Under current regulatory data protection provisions, a new drug is protected from the approval of a generic for 5 years. Based on the revisions of the Pharmaceutical Affairs Act, an additional 3 years of exclusivity will be added for new indications with international data, which could be extended to 5 years if the clinical trials are conducted in Taiwan.
The Taiwanese patent linkage system is expected to closely resemble the longstanding U.S. “Orange Book” system which lists approved drug products and all applicable exclusivities, including patents. Both pharma companies and generics alike will benefit from clear guidance, with the ability to resolve legal disputes early on in the process, avoiding launches that disrupt the market for the branded, patent-protected product and incur damage risks for the generic.
Patent linkage has been on the agenda in Taiwan since 2006 and was a regular topic of discussion during formal trade talks between Taiwan and its trading partners.
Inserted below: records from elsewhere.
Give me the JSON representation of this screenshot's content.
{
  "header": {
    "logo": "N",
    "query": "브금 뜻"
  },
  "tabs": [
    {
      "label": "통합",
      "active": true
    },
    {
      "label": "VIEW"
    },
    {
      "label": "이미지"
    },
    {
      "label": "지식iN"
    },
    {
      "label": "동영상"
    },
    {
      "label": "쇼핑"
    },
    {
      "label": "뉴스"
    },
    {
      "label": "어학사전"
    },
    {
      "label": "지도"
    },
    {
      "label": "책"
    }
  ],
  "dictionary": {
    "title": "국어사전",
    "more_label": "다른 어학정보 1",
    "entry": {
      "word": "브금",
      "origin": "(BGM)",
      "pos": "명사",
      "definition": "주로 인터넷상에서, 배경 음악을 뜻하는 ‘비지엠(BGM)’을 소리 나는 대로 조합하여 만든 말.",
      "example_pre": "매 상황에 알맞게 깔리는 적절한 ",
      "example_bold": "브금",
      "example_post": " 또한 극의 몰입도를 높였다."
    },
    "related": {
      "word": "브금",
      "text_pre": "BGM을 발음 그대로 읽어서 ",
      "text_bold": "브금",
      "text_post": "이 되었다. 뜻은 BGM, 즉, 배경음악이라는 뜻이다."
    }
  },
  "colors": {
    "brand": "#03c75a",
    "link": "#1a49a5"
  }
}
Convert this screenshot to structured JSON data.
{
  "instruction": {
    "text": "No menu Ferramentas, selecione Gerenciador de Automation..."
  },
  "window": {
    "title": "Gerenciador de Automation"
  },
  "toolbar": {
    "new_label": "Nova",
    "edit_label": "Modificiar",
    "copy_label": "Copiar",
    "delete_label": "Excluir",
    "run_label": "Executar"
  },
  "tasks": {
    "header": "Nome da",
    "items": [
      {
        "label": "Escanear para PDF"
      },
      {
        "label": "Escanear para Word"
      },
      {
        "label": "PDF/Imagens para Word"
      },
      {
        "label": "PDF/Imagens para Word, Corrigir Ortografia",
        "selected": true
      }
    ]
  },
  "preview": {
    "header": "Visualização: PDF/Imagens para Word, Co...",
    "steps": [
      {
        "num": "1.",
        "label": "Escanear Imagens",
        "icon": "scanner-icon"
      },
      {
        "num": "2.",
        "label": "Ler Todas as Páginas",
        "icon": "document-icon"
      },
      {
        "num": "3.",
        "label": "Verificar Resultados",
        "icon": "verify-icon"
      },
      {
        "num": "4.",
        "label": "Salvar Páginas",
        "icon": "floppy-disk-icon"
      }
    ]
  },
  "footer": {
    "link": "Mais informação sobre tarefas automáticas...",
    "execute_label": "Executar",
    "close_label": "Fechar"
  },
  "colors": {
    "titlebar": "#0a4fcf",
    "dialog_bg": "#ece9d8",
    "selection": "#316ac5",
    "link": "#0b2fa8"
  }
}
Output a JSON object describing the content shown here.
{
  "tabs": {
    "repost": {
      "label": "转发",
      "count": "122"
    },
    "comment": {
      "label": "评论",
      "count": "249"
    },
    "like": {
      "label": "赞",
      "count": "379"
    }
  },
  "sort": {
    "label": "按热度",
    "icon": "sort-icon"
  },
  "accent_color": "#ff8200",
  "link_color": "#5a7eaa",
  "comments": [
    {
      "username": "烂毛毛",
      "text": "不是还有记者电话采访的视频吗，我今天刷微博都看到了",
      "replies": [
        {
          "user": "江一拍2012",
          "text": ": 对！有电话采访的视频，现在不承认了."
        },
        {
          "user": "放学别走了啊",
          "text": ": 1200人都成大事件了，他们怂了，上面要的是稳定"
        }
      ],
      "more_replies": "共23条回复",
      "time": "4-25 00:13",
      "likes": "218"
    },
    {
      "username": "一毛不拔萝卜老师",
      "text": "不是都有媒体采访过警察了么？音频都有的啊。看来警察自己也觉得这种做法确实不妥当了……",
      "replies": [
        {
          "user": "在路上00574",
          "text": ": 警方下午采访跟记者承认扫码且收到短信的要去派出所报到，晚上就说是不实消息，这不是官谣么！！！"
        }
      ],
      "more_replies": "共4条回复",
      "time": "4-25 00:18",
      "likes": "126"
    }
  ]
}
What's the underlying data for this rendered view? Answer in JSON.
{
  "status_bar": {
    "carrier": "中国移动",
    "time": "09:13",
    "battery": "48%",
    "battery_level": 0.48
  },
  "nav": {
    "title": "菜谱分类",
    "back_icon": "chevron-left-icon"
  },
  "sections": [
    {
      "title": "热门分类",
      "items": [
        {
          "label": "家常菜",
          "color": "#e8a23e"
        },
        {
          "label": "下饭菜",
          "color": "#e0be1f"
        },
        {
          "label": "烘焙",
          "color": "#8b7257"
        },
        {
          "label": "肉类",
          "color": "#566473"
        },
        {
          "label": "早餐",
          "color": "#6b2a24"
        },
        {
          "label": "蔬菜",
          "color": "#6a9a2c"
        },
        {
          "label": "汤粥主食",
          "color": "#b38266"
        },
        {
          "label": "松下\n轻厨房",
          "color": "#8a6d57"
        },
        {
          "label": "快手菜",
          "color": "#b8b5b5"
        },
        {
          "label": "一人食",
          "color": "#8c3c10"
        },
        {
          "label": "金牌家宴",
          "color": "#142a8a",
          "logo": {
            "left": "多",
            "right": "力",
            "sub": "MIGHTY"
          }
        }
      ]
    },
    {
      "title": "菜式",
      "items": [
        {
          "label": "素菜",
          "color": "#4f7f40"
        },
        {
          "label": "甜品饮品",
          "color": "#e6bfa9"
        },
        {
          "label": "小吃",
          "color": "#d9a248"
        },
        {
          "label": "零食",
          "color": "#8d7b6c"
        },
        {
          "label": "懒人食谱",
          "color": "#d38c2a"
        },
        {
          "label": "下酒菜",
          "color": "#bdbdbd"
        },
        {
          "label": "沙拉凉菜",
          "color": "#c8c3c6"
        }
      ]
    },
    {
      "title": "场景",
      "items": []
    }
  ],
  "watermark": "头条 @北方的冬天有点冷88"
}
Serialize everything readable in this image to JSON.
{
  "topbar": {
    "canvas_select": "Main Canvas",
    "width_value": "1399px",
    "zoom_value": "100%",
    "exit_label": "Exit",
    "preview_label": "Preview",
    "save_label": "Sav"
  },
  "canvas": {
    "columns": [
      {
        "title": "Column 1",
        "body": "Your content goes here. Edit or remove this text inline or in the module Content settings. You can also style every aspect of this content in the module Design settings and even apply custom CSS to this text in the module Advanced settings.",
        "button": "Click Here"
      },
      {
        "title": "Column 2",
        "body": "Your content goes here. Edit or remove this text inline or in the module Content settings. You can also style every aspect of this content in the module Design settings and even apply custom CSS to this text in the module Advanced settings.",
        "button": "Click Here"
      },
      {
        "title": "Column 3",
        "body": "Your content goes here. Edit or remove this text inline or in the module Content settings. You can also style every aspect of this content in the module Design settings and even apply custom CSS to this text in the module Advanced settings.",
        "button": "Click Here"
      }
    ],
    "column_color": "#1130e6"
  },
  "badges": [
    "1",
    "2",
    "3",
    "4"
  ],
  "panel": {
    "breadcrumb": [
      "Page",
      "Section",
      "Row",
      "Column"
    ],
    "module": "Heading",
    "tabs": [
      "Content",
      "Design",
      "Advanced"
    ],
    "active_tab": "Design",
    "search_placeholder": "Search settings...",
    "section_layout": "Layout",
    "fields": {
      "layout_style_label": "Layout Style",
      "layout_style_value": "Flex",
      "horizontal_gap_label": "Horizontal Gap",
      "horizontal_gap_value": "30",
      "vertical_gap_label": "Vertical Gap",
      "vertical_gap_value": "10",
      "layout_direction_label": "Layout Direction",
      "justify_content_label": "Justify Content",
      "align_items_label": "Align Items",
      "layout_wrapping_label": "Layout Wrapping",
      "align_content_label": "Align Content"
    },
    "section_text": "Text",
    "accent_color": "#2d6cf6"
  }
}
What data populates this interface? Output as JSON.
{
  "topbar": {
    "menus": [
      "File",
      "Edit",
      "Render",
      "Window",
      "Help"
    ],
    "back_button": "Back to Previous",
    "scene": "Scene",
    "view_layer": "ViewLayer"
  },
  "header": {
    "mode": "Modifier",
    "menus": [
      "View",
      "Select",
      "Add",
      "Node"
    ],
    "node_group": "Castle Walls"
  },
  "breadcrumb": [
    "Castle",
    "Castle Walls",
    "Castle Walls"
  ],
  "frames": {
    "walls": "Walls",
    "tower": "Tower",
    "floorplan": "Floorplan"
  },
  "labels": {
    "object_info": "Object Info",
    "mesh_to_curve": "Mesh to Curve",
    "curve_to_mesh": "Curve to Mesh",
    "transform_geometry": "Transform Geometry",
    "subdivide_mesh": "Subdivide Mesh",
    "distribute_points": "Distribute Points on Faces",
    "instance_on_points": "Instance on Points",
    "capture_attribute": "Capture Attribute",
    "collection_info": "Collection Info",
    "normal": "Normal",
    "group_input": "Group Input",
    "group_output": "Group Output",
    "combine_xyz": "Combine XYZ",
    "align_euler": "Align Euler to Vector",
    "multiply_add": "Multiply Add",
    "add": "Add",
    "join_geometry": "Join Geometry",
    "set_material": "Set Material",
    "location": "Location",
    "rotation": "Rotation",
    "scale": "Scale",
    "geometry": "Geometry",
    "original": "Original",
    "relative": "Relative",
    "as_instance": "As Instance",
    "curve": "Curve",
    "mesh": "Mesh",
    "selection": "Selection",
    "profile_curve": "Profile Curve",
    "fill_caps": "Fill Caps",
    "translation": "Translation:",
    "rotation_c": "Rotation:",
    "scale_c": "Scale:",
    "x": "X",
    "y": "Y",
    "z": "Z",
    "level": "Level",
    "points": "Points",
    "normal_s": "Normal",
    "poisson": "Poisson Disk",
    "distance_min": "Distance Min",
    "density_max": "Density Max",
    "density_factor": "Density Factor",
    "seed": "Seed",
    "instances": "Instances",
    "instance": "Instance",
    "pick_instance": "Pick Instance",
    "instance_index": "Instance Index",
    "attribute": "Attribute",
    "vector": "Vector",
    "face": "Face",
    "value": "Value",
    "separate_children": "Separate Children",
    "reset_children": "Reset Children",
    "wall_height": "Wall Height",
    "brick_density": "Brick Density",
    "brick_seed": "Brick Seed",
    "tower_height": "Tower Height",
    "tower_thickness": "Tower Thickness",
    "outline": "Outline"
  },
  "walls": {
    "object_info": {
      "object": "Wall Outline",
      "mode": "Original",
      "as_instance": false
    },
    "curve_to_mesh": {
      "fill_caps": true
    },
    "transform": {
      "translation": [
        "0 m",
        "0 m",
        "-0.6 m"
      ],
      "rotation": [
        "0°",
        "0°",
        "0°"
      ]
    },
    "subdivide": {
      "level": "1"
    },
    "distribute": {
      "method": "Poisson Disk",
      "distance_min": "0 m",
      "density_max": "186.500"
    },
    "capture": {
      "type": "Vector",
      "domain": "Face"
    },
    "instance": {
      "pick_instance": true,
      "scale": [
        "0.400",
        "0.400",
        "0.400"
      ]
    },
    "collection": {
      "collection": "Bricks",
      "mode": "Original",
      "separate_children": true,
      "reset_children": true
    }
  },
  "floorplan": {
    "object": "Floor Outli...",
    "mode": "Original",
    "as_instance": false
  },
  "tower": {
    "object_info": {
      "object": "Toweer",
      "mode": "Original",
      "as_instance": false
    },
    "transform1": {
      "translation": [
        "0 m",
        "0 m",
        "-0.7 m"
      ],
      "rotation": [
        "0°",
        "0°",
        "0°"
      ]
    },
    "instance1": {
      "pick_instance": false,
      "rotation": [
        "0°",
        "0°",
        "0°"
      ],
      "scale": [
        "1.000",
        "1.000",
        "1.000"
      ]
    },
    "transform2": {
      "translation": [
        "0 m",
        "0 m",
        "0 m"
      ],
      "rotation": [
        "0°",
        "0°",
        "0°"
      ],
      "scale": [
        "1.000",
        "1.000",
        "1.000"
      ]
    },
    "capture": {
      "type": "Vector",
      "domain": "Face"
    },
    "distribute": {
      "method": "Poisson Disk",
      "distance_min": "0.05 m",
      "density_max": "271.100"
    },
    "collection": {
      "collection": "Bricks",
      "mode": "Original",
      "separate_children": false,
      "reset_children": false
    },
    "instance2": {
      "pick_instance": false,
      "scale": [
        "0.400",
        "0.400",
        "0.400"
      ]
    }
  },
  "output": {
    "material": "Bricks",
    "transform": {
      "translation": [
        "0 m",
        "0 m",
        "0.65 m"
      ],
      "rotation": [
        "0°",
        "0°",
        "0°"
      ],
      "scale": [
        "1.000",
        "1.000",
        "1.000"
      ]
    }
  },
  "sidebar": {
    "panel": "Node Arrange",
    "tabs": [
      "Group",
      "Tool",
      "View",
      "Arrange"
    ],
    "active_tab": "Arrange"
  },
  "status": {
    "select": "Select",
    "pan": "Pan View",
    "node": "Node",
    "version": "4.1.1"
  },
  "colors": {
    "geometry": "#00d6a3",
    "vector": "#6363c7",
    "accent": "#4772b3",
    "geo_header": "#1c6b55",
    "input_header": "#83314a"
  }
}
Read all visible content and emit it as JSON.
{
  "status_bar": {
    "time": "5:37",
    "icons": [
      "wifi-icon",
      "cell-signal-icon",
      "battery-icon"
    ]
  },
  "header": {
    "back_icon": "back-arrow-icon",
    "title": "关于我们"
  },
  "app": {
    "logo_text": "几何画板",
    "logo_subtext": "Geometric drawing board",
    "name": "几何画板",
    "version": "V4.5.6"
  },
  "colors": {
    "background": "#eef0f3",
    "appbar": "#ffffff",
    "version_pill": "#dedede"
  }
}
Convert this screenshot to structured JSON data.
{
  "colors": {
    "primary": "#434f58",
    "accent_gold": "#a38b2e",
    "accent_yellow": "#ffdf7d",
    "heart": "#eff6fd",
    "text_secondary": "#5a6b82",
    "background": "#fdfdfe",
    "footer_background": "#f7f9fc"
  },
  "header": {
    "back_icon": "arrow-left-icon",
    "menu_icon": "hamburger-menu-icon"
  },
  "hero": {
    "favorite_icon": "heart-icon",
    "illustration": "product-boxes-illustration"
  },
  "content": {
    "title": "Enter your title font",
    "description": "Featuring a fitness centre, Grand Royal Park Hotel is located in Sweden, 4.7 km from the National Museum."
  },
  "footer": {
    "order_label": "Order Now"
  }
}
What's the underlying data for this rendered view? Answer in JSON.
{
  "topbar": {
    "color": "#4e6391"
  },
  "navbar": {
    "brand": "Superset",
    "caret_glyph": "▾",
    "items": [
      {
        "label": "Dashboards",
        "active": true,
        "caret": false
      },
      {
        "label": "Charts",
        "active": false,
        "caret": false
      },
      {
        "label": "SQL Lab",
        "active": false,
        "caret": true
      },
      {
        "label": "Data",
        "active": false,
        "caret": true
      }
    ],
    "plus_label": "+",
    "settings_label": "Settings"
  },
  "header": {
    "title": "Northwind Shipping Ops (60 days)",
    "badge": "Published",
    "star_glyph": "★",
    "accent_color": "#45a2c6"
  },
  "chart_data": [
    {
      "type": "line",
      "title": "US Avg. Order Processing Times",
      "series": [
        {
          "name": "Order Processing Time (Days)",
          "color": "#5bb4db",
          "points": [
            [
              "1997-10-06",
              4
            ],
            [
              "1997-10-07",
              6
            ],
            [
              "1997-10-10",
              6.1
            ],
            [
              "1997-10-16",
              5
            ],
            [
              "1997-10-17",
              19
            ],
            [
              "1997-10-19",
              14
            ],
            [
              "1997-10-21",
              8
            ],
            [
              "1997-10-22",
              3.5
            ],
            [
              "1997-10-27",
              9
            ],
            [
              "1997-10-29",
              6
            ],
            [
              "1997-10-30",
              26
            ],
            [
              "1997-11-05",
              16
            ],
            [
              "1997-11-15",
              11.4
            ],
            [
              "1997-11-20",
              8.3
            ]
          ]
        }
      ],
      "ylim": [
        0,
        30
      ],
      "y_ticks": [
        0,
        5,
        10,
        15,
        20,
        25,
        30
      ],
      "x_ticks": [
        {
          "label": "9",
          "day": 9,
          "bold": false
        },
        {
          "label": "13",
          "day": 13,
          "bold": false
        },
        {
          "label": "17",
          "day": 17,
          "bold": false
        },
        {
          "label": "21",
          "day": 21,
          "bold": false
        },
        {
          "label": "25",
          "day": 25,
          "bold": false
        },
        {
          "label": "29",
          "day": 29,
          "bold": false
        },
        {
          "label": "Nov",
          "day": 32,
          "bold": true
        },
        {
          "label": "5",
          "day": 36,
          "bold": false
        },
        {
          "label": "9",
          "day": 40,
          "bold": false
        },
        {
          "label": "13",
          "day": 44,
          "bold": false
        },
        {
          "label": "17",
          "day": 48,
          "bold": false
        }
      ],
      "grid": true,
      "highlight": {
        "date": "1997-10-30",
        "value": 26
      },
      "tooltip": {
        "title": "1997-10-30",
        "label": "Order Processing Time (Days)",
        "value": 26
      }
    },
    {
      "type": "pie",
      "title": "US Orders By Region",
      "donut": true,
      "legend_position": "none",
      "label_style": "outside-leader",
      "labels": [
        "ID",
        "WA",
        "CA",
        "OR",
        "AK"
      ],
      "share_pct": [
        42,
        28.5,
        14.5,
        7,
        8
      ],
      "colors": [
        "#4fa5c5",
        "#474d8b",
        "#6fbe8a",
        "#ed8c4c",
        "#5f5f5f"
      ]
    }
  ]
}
The new steps come as a collaborative effort involving industry players, government agencies and legislators.
A step towards enhancing Taiwan’s life sciences industry
The patent linkage system is very positive news for Taiwan’s efforts to expand its life sciences industry and creates a climate that is attractive to foreign investment from biopharmaceutical companies. By demonstrating a commitment to the protection of intellectual property in general, the decision by Taiwan is sure to boost confidence in prospective multinational investment, making Taiwan an attractive location for foreign investors.
This is a welcome decision which is strongly supported by Bayer. We hope that the Ministry of Health and Welfare of Taiwan, together with the Taiwan FDA, put this new system into operation without undue delay.
1 European Generic Medicines Agency, Patent-related Barriers to Market Entry for Generic Medicines in the European Union: http://www.ieis.org.tr/ieis/assets/media/EGA%20-%20IP_Barriers_web.pdf ; Last accessed May 2018